The data spoke for itself: surgical strikes lacked precision, and the aftermath of combat claimed much more than the reported collateral damage to innocent bystanders and the support systems that nurtured their lives and society. The United Nations was supposed to convene a special session in Nov. 1991 to receive our report, but due to Security Council protocol, any permanent member nation was allowed to reject such a hearing. One nation "under God" asked that such a hearing not take place. The study team's posture was relegated to fringe status.

Instantly, academics and scientists became activists. I was on the road for more than two years, speaking about the need to lift economic sanctions against Iraq's civilians and the need to implement an honorable peace.

Time passed, and my interests turned more to San Francisco politics. I decided that my contribution toward a peaceful coexistence between the United States and its Middle East adversaries was better served by reforming democracy here at home. I knew that 5,000 Iraqi children would continue to die each month from inordinate causes as long as the United States insisted on leveraging sanctions against a despot who sits on one of the world's largest oil reserves.

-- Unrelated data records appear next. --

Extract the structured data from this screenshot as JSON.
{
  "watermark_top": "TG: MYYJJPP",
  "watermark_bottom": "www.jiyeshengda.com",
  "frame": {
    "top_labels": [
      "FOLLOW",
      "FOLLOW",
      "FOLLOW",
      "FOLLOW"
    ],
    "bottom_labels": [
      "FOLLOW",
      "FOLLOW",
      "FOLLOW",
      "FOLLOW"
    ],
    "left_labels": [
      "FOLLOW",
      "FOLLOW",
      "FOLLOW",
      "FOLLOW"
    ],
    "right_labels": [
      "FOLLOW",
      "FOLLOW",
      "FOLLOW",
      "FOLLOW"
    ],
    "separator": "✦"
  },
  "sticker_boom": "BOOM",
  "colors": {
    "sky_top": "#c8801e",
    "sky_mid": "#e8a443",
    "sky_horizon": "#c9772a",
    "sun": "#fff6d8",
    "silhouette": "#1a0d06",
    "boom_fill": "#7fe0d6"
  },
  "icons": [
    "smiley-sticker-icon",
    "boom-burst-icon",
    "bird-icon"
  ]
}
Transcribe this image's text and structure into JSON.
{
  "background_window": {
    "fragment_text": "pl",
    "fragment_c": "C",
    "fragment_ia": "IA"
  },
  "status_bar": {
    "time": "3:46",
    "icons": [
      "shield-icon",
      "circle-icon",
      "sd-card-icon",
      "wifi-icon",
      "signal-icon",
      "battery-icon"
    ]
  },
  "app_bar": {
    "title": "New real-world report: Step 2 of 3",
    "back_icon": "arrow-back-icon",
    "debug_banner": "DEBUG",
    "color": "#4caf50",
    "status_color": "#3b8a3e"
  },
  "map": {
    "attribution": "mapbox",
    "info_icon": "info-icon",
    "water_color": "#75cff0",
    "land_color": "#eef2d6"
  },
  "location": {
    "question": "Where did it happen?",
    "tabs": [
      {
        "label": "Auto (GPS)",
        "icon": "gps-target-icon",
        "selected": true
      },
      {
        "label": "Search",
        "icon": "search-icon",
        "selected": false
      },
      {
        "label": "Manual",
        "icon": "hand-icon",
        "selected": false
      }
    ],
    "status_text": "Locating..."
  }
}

And now it's 2002, and our nation is on the brink of war again – and we can't say why.

In 1991 we screamed, "No war for oil!" Today I'm screaming for "public power in San Francisco." As long as the United States remains dependent on oil as its primary fuel, American consumers will remain hostage to world market fluctuations and energy corporation manipulations. Real energy independence is achievable only through a national and local energy policy that reduces our fossil fuel reliance over the long term.

What bothers me most about the impending war now is how our nation's leaders cloak themselves in the legitimacy of the flag while casting its shadow on the Nov. 5 election. George W. Bush took a chapter from his father's playbook to distract the nation from its domestic woes by focusing on war. Too many Democrats are complicit through their silence.

Nevertheless, there are pockets of national outrage. A big pocket is here in the Bay Area, and yet elected officials – like Sen. Dianne Feinstein, who voted for war against Iraq – have joined hands with their corporate allies in a launching a domestic assault to undo critical progressive reforms.

The language of protest must be equally vehement about solving problems at home. We can't afford to ignore federal, state, and local candidates and ballot measures, some of which offer an antidote to the unbridled, unregulated greed that has made the nation vulnerable to energy crises, homelessness, class inequality, and unabated poverty. We must organize and stay organized to defend and advance our progressive goals. Protest loudly by volunteering for local progressive campaigns; by voting yes on Propositions B, D, and L; and by voting no on Propositions N and R.

Ross Mirkarimi is running the Yes on D campaign.